- (812) 856-7017
- Central Eurasian Studies
- IU Bloomington
Global and International Studies Building, 2026
I study cultural and political self-representation in the Muslim world in a variety of sources – many of them in manuscript form (hand-written) – and in diverse languages (including Persian, Turkic, Arabic, Hebrew, Russian, French, and others) with the aim of better understanding the boundaries that define various groups and peoples and their relationship to authority and claims of legitimacy. I explore rhetorical strategies and representations, perceptions and manipulations of individual and collective histories. My studies and international experience have focused on the regions of Central and South Asia, as well as the Middle East, and my research has led me to numerous parts of the world, including Central, East, South and Southeast Asia, the Middle East, and most of Europe.

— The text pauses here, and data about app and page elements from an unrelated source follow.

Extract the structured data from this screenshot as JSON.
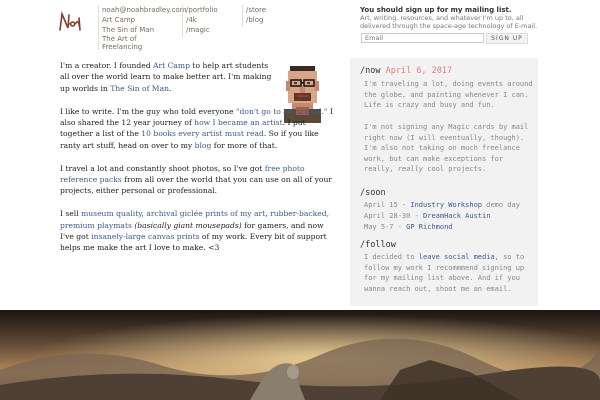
{
  "header": {
    "logo_text": "Noah",
    "nav_col1": [
      "noah@noahbradley.com",
      "Art Camp",
      "The Sin of Man",
      "The Art of Freelancing"
    ],
    "nav_col2": [
      "/portfolio",
      "/4k",
      "/magic"
    ],
    "nav_col3": [
      "/store",
      "/blog"
    ]
  },
  "mailing": {
    "title": "You should sign up for my mailing list.",
    "description": "Art, writing, resources, and whatever I'm up to, all delivered through the space-age technology of E-mail.",
    "email_placeholder": "Email",
    "button_label": "SIGN UP"
  },
  "main": {
    "p1": {
      "t1": "I'm a creator. I founded ",
      "l1": "Art Camp",
      "t2": " to help art students all over the world learn to make better art. I'm making up worlds in ",
      "l2": "The Sin of Man",
      "t3": "."
    },
    "p2": {
      "t1": "I like to write. I'm the guy who told everyone ",
      "l1": "\"don't go to art school.\"",
      "t2": " I also shared the 12 year journey of ",
      "l2": "how I became an artist",
      "t3": ". I put together a list of the ",
      "l3": "10 books every artist must read",
      "t4": ". So if you like ranty art stuff, head on over to my ",
      "l4": "blog",
      "t5": " for more of that."
    },
    "p3": {
      "t1": "I travel a lot and constantly shoot photos, so I've got ",
      "l1": "free photo reference packs",
      "t2": " from all over the world that you can use on all of your projects, either personal or professional."
    },
    "p4": {
      "t1": "I sell ",
      "l1": "museum quality",
      "t2": ", ",
      "l2": "archival giclée prints of my art",
      "t3": ", ",
      "l3": "rubber-backed, premium playmats",
      "t4": " ",
      "i1": "(basically giant mousepads)",
      "t5": " for gamers, and now I've got ",
      "l4": "insanely-large canvas prints",
      "t6": " of my work. Every bit of support helps me make the art I love to make. <3"
    }
  },
  "sidebar": {
    "now_head": "/now",
    "now_date": "April 6, 2017",
    "now_p1": "I'm traveling a lot, doing events around the globe, and painting whenever I can. Life is crazy and busy and fun.",
    "now_p2a": "I'm not signing any Magic cards by mail right now (I will eventually, though). I'm also not taking on much freelance work, but can make exceptions for really, ",
    "now_p2i": "really",
    "now_p2b": " cool projects.",
    "soon_head": "/soon",
    "events": [
      {
        "date": "April 15 - ",
        "name": "Industry Workshop",
        "suffix": " demo day"
      },
      {
        "date": "April 28-30 - ",
        "name": "DreamHack Austin",
        "suffix": ""
      },
      {
        "date": "May 5-7 - ",
        "name": "GP Richmond",
        "suffix": ""
      }
    ],
    "follow_head": "/follow",
    "follow_t1": "I decided to ",
    "follow_l1": "leave social media",
    "follow_t2": ", so to follow my work I recommmend signing up for my mailing list above. And if you wanna reach out, shoot me an email."
  },
  "colors": {
    "link": "#3a5a8c",
    "date": "#e08080",
    "sidebar_bg": "#f2f2f2"
  }
}
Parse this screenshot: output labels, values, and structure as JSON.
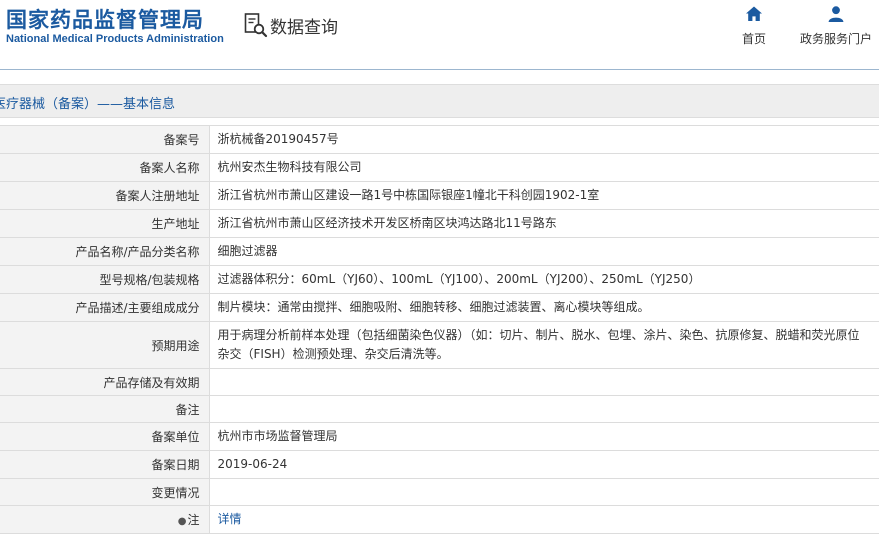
{
  "header": {
    "agency_cn": "国家药品监督管理局",
    "agency_en": "National Medical Products Administration",
    "data_query": "数据查询",
    "nav": [
      {
        "label": "首页",
        "icon": "home-icon"
      },
      {
        "label": "政务服务门户",
        "icon": "user-icon"
      }
    ]
  },
  "section": {
    "title": "医疗器械（备案）——基本信息"
  },
  "record": {
    "rows": [
      {
        "label": "备案号",
        "value": "浙杭械备20190457号"
      },
      {
        "label": "备案人名称",
        "value": "杭州安杰生物科技有限公司"
      },
      {
        "label": "备案人注册地址",
        "value": "浙江省杭州市萧山区建设一路1号中栋国际银座1幢北干科创园1902-1室"
      },
      {
        "label": "生产地址",
        "value": "浙江省杭州市萧山区经济技术开发区桥南区块鸿达路北11号路东"
      },
      {
        "label": "产品名称/产品分类名称",
        "value": "细胞过滤器"
      },
      {
        "label": "型号规格/包装规格",
        "value": "过滤器体积分：60mL（YJ60）、100mL（YJ100）、200mL（YJ200）、250mL（YJ250）"
      },
      {
        "label": "产品描述/主要组成成分",
        "value": "制片模块：通常由搅拌、细胞吸附、细胞转移、细胞过滤装置、离心模块等组成。"
      },
      {
        "label": "预期用途",
        "value": "用于病理分析前样本处理（包括细菌染色仪器）（如：切片、制片、脱水、包埋、涂片、染色、抗原修复、脱蜡和荧光原位杂交（FISH）检测预处理、杂交后清洗等。"
      },
      {
        "label": "产品存储及有效期",
        "value": ""
      },
      {
        "label": "备注",
        "value": ""
      },
      {
        "label": "备案单位",
        "value": "杭州市市场监督管理局"
      },
      {
        "label": "备案日期",
        "value": "2019-06-24"
      },
      {
        "label": "变更情况",
        "value": ""
      }
    ],
    "note_row": {
      "label": "注",
      "link": "详情"
    }
  }
}
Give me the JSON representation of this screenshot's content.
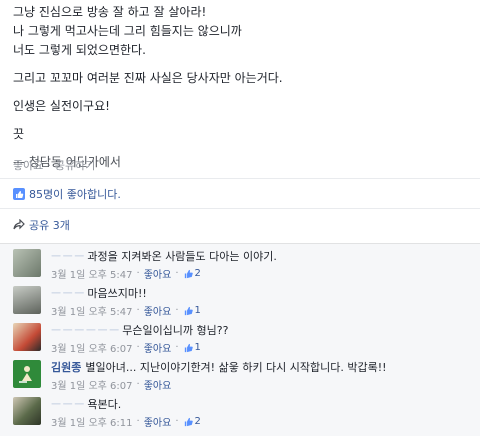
{
  "post": {
    "lines": [
      "그냥 진심으로 방송 잘 하고 잘 살아라!",
      "나 그렇게 먹고사는데 그리 힘들지는 않으니까",
      "너도 그렇게 되었으면한다."
    ],
    "line4": "그리고 꼬꼬마 여러분 진짜 사실은 당사자만 아는거다.",
    "line5": "인생은 실전이구요!",
    "line6": "끗",
    "signature": "— 청담동 어딘가에서"
  },
  "actions": {
    "like": "좋아요",
    "share": "공유하기",
    "dot": "·"
  },
  "summary": {
    "likes": "85명이 좋아합니다.",
    "shares": "공유 3개"
  },
  "comments": [
    {
      "name": "ㅡ ㅡ ㅡ",
      "text": "과정을 지켜봐온 사람들도 다아는 이야기.",
      "time": "3월 1일 오후 5:47",
      "like": "좋아요",
      "count": "2",
      "avatar_color": "#8a9a8a"
    },
    {
      "name": "ㅡ ㅡ ㅡ",
      "text": "마음쓰지마!!",
      "time": "3월 1일 오후 5:47",
      "like": "좋아요",
      "count": "1",
      "avatar_color": "#7b7f7a"
    },
    {
      "name": "ㅡ ㅡ ㅡ ㅡ ㅡ ㅡ",
      "text": "무슨일이십니까 형님??",
      "time": "3월 1일 오후 6:07",
      "like": "좋아요",
      "count": "1",
      "avatar_color": "#c44a36"
    },
    {
      "name": "김원종",
      "text": "별일아녀... 지난이야기한겨! 삶읗 하키 다시 시작합니다. 박갑록!!",
      "time": "3월 1일 오후 6:07",
      "like": "좋아요",
      "count": "",
      "avatar_color": "#2f8a3a"
    },
    {
      "name": "ㅡ ㅡ ㅡ",
      "text": "욕본다.",
      "time": "3월 1일 오후 6:11",
      "like": "좋아요",
      "count": "2",
      "avatar_color": "#5b6a4a"
    }
  ]
}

In the context of International Studies, I am primarily interested in the historical, cultural, and linguistic roots – or the perceptions of such roots – that stimulate and shape contemporary issues. I have written about depictions of traumatic “national” events, about alleged sources of inspiration for diverse political acts, about objects of power, ceremony and ritual, labels, genealogies, myths of origin, as well as ethnic and racial markers. I am currently working on a new book manuscript – a study that began in 2012 while I was a member of the School of Historical Studies at the Institute for Advanced Study in Princeton – where I explore the historical transformations of Turkic and Iranian identities in Asia. I discussed my work at distinguished international forums in China, France, Germany, India, Israel, Turkey, the UK, and Uzbekistan.